Exercise prompt: Nothing in the data may be altered; copy it all exactly.

Records provided Start Marker

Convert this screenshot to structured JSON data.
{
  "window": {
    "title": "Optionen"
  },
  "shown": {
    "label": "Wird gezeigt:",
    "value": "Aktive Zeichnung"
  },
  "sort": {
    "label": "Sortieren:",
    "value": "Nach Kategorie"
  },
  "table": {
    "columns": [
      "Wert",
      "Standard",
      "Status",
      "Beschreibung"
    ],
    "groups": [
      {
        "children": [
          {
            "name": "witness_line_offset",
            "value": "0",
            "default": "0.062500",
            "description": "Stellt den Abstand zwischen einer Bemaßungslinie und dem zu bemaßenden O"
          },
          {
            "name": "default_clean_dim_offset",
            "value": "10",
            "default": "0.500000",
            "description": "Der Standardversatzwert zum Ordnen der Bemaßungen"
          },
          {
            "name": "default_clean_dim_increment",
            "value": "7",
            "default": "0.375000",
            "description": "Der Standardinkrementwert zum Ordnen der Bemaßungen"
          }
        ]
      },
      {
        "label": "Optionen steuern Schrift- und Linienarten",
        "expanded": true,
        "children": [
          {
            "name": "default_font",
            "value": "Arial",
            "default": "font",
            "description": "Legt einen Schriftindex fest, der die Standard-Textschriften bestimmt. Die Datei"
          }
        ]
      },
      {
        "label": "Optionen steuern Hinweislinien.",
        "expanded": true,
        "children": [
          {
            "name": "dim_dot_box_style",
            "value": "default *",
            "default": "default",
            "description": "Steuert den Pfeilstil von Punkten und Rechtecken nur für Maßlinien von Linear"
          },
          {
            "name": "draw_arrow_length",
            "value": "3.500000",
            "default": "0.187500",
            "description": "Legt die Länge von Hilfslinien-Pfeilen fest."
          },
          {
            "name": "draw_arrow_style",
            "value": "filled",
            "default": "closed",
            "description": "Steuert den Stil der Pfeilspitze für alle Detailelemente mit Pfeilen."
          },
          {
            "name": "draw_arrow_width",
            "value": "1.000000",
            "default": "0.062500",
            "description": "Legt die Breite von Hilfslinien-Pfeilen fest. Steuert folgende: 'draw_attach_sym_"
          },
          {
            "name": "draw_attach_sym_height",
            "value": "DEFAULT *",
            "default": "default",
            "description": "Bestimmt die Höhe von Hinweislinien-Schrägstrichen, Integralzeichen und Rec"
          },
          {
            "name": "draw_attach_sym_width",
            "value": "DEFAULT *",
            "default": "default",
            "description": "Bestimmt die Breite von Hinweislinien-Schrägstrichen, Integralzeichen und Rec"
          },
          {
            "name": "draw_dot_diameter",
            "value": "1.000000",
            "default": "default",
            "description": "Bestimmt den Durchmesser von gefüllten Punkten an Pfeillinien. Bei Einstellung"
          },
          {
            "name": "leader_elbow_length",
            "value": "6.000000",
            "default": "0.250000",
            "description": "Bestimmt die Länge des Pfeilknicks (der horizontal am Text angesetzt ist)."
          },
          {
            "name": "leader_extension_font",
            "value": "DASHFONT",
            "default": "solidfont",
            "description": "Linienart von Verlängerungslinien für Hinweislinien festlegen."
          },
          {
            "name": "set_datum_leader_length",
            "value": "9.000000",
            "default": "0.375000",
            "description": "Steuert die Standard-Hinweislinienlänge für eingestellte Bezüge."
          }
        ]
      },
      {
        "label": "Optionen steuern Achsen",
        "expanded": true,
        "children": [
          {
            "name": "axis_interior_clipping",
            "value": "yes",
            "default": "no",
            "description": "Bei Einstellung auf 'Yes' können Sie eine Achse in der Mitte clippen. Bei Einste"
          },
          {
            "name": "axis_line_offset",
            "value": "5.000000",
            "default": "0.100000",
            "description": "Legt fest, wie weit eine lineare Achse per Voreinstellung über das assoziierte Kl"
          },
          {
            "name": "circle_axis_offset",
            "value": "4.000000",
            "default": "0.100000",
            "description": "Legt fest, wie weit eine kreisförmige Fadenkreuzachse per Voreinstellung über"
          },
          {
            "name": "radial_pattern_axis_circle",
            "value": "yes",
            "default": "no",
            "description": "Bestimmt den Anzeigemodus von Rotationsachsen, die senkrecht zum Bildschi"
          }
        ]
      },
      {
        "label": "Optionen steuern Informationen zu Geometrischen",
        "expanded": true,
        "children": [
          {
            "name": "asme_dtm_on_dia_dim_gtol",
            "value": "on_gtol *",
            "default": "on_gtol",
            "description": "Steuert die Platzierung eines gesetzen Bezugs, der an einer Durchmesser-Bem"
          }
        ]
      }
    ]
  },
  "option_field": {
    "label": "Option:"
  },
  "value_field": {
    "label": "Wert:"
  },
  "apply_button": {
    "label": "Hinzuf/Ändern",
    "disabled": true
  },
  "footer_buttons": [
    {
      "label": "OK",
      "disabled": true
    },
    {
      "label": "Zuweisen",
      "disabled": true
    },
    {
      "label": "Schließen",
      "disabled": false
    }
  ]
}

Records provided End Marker

Problem solution:
Convert this screenshot to structured JSON data.
{
  "window": {
    "title": "Optionen"
  },
  "shown": {
    "label": "Wird gezeigt:",
    "value": "Aktive Zeichnung"
  },
  "sort": {
    "label": "Sortieren:",
    "value": "Nach Kategorie"
  },
  "table": {
    "columns": [
      "Wert",
      "Standard",
      "Status",
      "Beschreibung"
    ],
    "groups": [
      {
        "children": [
          {
            "name": "witness_line_offset",
            "value": "0",
            "default": "0.062500",
            "description": "Stellt den Abstand zwischen einer Bemaßungslinie und dem zu bemaßenden O"
          },
          {
            "name": "default_clean_dim_offset",
            "value": "10",
            "default": "0.500000",
            "description": "Der Standardversatzwert zum Ordnen der Bemaßungen"
          },
          {
            "name": "default_clean_dim_increment",
            "value": "7",
            "default": "0.375000",
            "description": "Der Standardinkrementwert zum Ordnen der Bemaßungen"
          }
        ]
      },
      {
        "label": "Optionen steuern Schrift- und Linienarten",
        "expanded": true,
        "children": [
          {
            "name": "default_font",
            "value": "Arial",
            "default": "font",
            "description": "Legt einen Schriftindex fest, der die Standard-Textschriften bestimmt. Die Datei"
          }
        ]
      },
      {
        "label": "Optionen steuern Hinweislinien.",
        "expanded": true,
        "children": [
          {
            "name": "dim_dot_box_style",
            "value": "default *",
            "default": "default",
            "description": "Steuert den Pfeilstil von Punkten und Rechtecken nur für Maßlinien von Linear"
          },
          {
            "name": "draw_arrow_length",
            "value": "3.500000",
            "default": "0.187500",
            "description": "Legt die Länge von Hilfslinien-Pfeilen fest."
          },
          {
            "name": "draw_arrow_style",
            "value": "filled",
            "default": "closed",
            "description": "Steuert den Stil der Pfeilspitze für alle Detailelemente mit Pfeilen."
          },
          {
            "name": "draw_arrow_width",
            "value": "1.000000",
            "default": "0.062500",
            "description": "Legt die Breite von Hilfslinien-Pfeilen fest. Steuert folgende: 'draw_attach_sym_"
          },
          {
            "name": "draw_attach_sym_height",
            "value": "DEFAULT *",
            "default": "default",
            "description": "Bestimmt die Höhe von Hinweislinien-Schrägstrichen, Integralzeichen und Rec"
          },
          {
            "name": "draw_attach_sym_width",
            "value": "DEFAULT *",
            "default": "default",
            "description": "Bestimmt die Breite von Hinweislinien-Schrägstrichen, Integralzeichen und Rec"
          },
          {
            "name": "draw_dot_diameter",
            "value": "1.000000",
            "default": "default",
            "description": "Bestimmt den Durchmesser von gefüllten Punkten an Pfeillinien. Bei Einstellung"
          },
          {
            "name": "leader_elbow_length",
            "value": "6.000000",
            "default": "0.250000",
            "description": "Bestimmt die Länge des Pfeilknicks (der horizontal am Text angesetzt ist)."
          },
          {
            "name": "leader_extension_font",
            "value": "DASHFONT",
            "default": "solidfont",
            "description": "Linienart von Verlängerungslinien für Hinweislinien festlegen."
          },
          {
            "name": "set_datum_leader_length",
            "value": "9.000000",
            "default": "0.375000",
            "description": "Steuert die Standard-Hinweislinienlänge für eingestellte Bezüge."
          }
        ]
      },
      {
        "label": "Optionen steuern Achsen",
        "expanded": true,
        "children": [
          {
            "name": "axis_interior_clipping",
            "value": "yes",
            "default": "no",
            "description": "Bei Einstellung auf 'Yes' können Sie eine Achse in der Mitte clippen. Bei Einste"
          },
          {
            "name": "axis_line_offset",
            "value": "5.000000",
            "default": "0.100000",
            "description": "Legt fest, wie weit eine lineare Achse per Voreinstellung über das assoziierte Kl"
          },
          {
            "name": "circle_axis_offset",
            "value": "4.000000",
            "default": "0.100000",
            "description": "Legt fest, wie weit eine kreisförmige Fadenkreuzachse per Voreinstellung über"
          },
          {
            "name": "radial_pattern_axis_circle",
            "value": "yes",
            "default": "no",
            "description": "Bestimmt den Anzeigemodus von Rotationsachsen, die senkrecht zum Bildschi"
          }
        ]
      },
      {
        "label": "Optionen steuern Informationen zu Geometrischen",
        "expanded": true,
        "children": [
          {
            "name": "asme_dtm_on_dia_dim_gtol",
            "value": "on_gtol *",
            "default": "on_gtol",
            "description": "Steuert die Platzierung eines gesetzen Bezugs, der an einer Durchmesser-Bem"
          }
        ]
      }
    ]
  },
  "option_field": {
    "label": "Option:"
  },
  "value_field": {
    "label": "Wert:"
  },
  "apply_button": {
    "label": "Hinzuf/Ändern",
    "disabled": true
  },
  "footer_buttons": [
    {
      "label": "OK",
      "disabled": true
    },
    {
      "label": "Zuweisen",
      "disabled": true
    },
    {
      "label": "Schließen",
      "disabled": false
    }
  ]
}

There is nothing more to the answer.